DATASET CONTENT section start

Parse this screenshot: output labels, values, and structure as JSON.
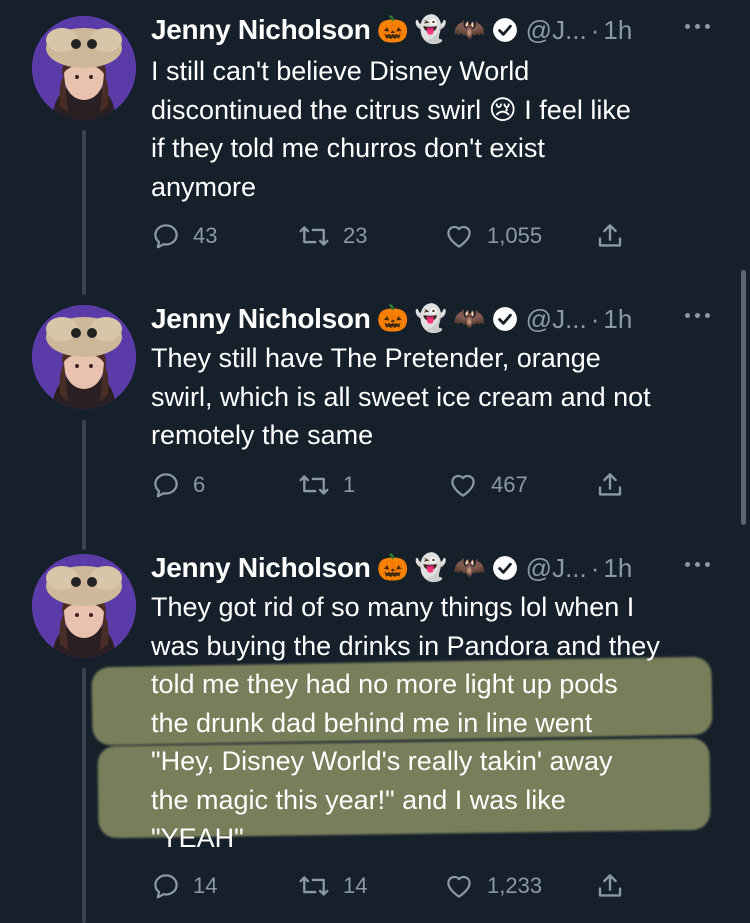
{
  "tweets": [
    {
      "author": {
        "name": "Jenny Nicholson",
        "badges": [
          "🎃",
          "👻",
          "🦇"
        ],
        "handle": "@J...",
        "separator": "·",
        "time": "1h"
      },
      "text_lines": [
        "I still can't believe Disney World",
        "discontinued the citrus swirl 😢 I feel like",
        "if they told me churros don't exist",
        "anymore"
      ],
      "replies": "43",
      "retweets": "23",
      "likes": "1,055"
    },
    {
      "author": {
        "name": "Jenny Nicholson",
        "badges": [
          "🎃",
          "👻",
          "🦇"
        ],
        "handle": "@J...",
        "separator": "·",
        "time": "1h"
      },
      "text_lines": [
        "They still have The Pretender, orange",
        "swirl, which is all sweet ice cream and not",
        "remotely the same"
      ],
      "replies": "6",
      "retweets": "1",
      "likes": "467"
    },
    {
      "author": {
        "name": "Jenny Nicholson",
        "badges": [
          "🎃",
          "👻",
          "🦇"
        ],
        "handle": "@J...",
        "separator": "·",
        "time": "1h"
      },
      "text_lines": [
        "They got rid of so many things lol when I",
        "was buying the drinks in Pandora and they",
        "told me they had no more light up pods",
        "the drunk dad behind me in line went",
        "\"Hey, Disney World's really takin' away",
        "the magic this year!\" and I was like",
        "\"YEAH\""
      ],
      "replies": "14",
      "retweets": "14",
      "likes": "1,233"
    }
  ],
  "colors": {
    "background": "#15202b",
    "secondary_text": "#8b98a5",
    "highlight": "#cbcc82",
    "thread_line": "#38444d"
  }
}
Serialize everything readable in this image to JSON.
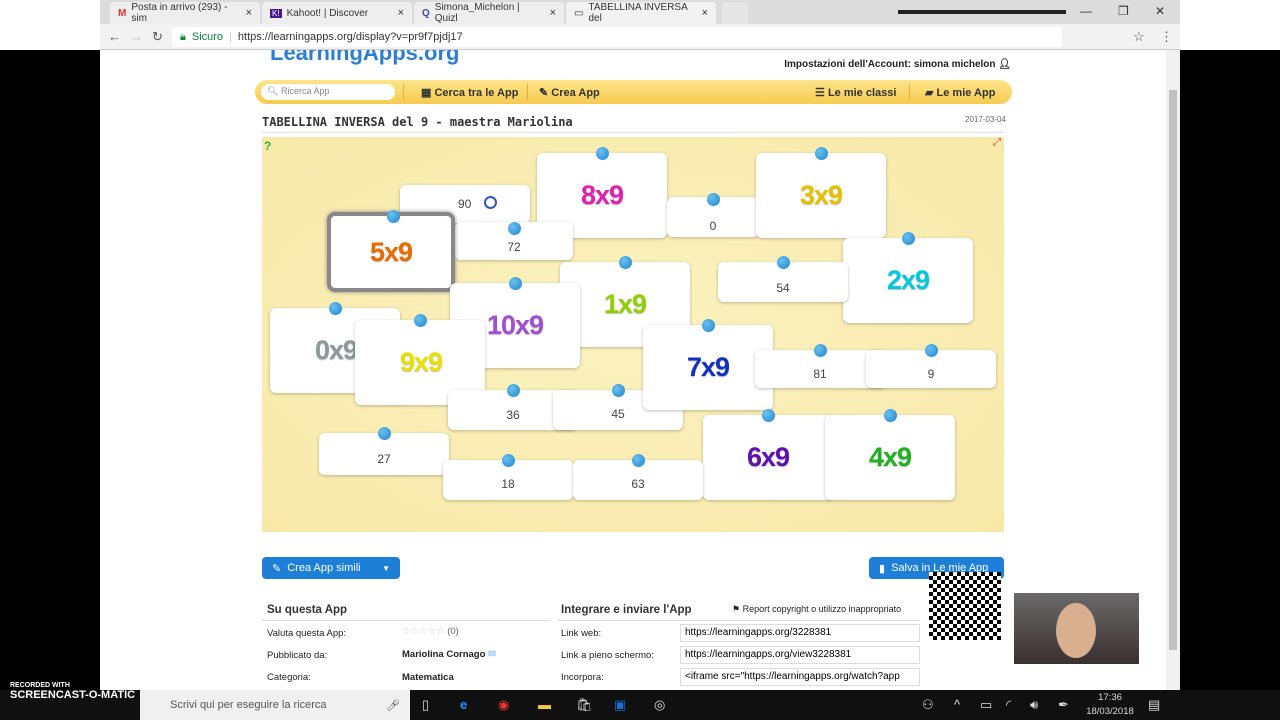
{
  "browser": {
    "tabs": [
      {
        "label": "Posta in arrivo (293) - sim"
      },
      {
        "label": "Kahoot! | Discover"
      },
      {
        "label": "Simona_Michelon | Quizl"
      },
      {
        "label": "TABELLINA INVERSA del"
      }
    ],
    "secure_label": "Sicuro",
    "url": "https://learningapps.org/display?v=pr9f7pjdj17"
  },
  "site": {
    "logo": "LearningApps.org",
    "account": "Impostazioni dell'Account: simona michelon",
    "search_placeholder": "Ricerca App",
    "nav": {
      "browse": "Cerca tra le App",
      "create": "Crea App",
      "classes": "Le mie classi",
      "myapps": "Le mie App"
    },
    "title": "TABELLINA INVERSA del 9 - maestra Mariolina",
    "date": "2017-03-04"
  },
  "game": {
    "cards": [
      "90",
      "8x9",
      "0",
      "3x9",
      "5x9",
      "72",
      "2x9",
      "54",
      "1x9",
      "10x9",
      "0x9",
      "9x9",
      "7x9",
      "81",
      "9",
      "36",
      "45",
      "6x9",
      "4x9",
      "27",
      "18",
      "63"
    ]
  },
  "actions": {
    "similar": "Crea App simili",
    "save": "Salva in Le mie App"
  },
  "about": {
    "heading": "Su questa App",
    "rate_label": "Valuta questa App:",
    "rating_count": "(0)",
    "rating": 0,
    "published_label": "Pubblicato da:",
    "author": "Mariolina Cornago",
    "category_label": "Categoria:",
    "category": "Matematica"
  },
  "share": {
    "heading": "Integrare e inviare l'App",
    "report": "Report copyright o utilizzo inappropriato",
    "web_label": "Link web:",
    "web": "https://learningapps.org/3228381",
    "full_label": "Link a pieno schermo:",
    "full": "https://learningapps.org/view3228381",
    "embed_label": "Incorpora:",
    "embed": "<iframe src=\"https://learningapps.org/watch?app"
  },
  "taskbar": {
    "watermark_top": "RECORDED WITH",
    "watermark": "SCREENCAST-O-MATIC",
    "search": "Scrivi qui per eseguire la ricerca",
    "time": "17:36",
    "date": "18/03/2018"
  }
}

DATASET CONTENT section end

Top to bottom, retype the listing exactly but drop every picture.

Parse this screenshot: output labels, values, and structure as JSON.
{
  "tweets": [
    {
      "author": {
        "name": "Jenny Nicholson",
        "badges": [
          "🎃",
          "👻",
          "🦇"
        ],
        "handle": "@J...",
        "separator": "·",
        "time": "1h"
      },
      "text_lines": [
        "I still can't believe Disney World",
        "discontinued the citrus swirl 😢 I feel like",
        "if they told me churros don't exist",
        "anymore"
      ],
      "replies": "43",
      "retweets": "23",
      "likes": "1,055"
    },
    {
      "author": {
        "name": "Jenny Nicholson",
        "badges": [
          "🎃",
          "👻",
          "🦇"
        ],
        "handle": "@J...",
        "separator": "·",
        "time": "1h"
      },
      "text_lines": [
        "They still have The Pretender, orange",
        "swirl, which is all sweet ice cream and not",
        "remotely the same"
      ],
      "replies": "6",
      "retweets": "1",
      "likes": "467"
    },
    {
      "author": {
        "name": "Jenny Nicholson",
        "badges": [
          "🎃",
          "👻",
          "🦇"
        ],
        "handle": "@J...",
        "separator": "·",
        "time": "1h"
      },
      "text_lines": [
        "They got rid of so many things lol when I",
        "was buying the drinks in Pandora and they",
        "told me they had no more light up pods",
        "the drunk dad behind me in line went",
        "\"Hey, Disney World's really takin' away",
        "the magic this year!\" and I was like",
        "\"YEAH\""
      ],
      "replies": "14",
      "retweets": "14",
      "likes": "1,233"
    }
  ],
  "colors": {
    "background": "#15202b",
    "secondary_text": "#8b98a5",
    "highlight": "#cbcc82",
    "thread_line": "#38444d"
  }
}
Serialize everything readable in this image to JSON.
{
  "browser": {
    "tabs": [
      {
        "label": "Posta in arrivo (293) - sim"
      },
      {
        "label": "Kahoot! | Discover"
      },
      {
        "label": "Simona_Michelon | Quizl"
      },
      {
        "label": "TABELLINA INVERSA del"
      }
    ],
    "secure_label": "Sicuro",
    "url": "https://learningapps.org/display?v=pr9f7pjdj17"
  },
  "site": {
    "logo": "LearningApps.org",
    "account": "Impostazioni dell'Account: simona michelon",
    "search_placeholder": "Ricerca App",
    "nav": {
      "browse": "Cerca tra le App",
      "create": "Crea App",
      "classes": "Le mie classi",
      "myapps": "Le mie App"
    },
    "title": "TABELLINA INVERSA del 9 - maestra Mariolina",
    "date": "2017-03-04"
  },
  "game": {
    "cards": [
      "90",
      "8x9",
      "0",
      "3x9",
      "5x9",
      "72",
      "2x9",
      "54",
      "1x9",
      "10x9",
      "0x9",
      "9x9",
      "7x9",
      "81",
      "9",
      "36",
      "45",
      "6x9",
      "4x9",
      "27",
      "18",
      "63"
    ]
  },
  "actions": {
    "similar": "Crea App simili",
    "save": "Salva in Le mie App"
  },
  "about": {
    "heading": "Su questa App",
    "rate_label": "Valuta questa App:",
    "rating_count": "(0)",
    "rating": 0,
    "published_label": "Pubblicato da:",
    "author": "Mariolina Cornago",
    "category_label": "Categoria:",
    "category": "Matematica"
  },
  "share": {
    "heading": "Integrare e inviare l'App",
    "report": "Report copyright o utilizzo inappropriato",
    "web_label": "Link web:",
    "web": "https://learningapps.org/3228381",
    "full_label": "Link a pieno schermo:",
    "full": "https://learningapps.org/view3228381",
    "embed_label": "Incorpora:",
    "embed": "<iframe src=\"https://learningapps.org/watch?app"
  },
  "taskbar": {
    "watermark_top": "RECORDED WITH",
    "watermark": "SCREENCAST-O-MATIC",
    "search": "Scrivi qui per eseguire la ricerca",
    "time": "17:36",
    "date": "18/03/2018"
  }
}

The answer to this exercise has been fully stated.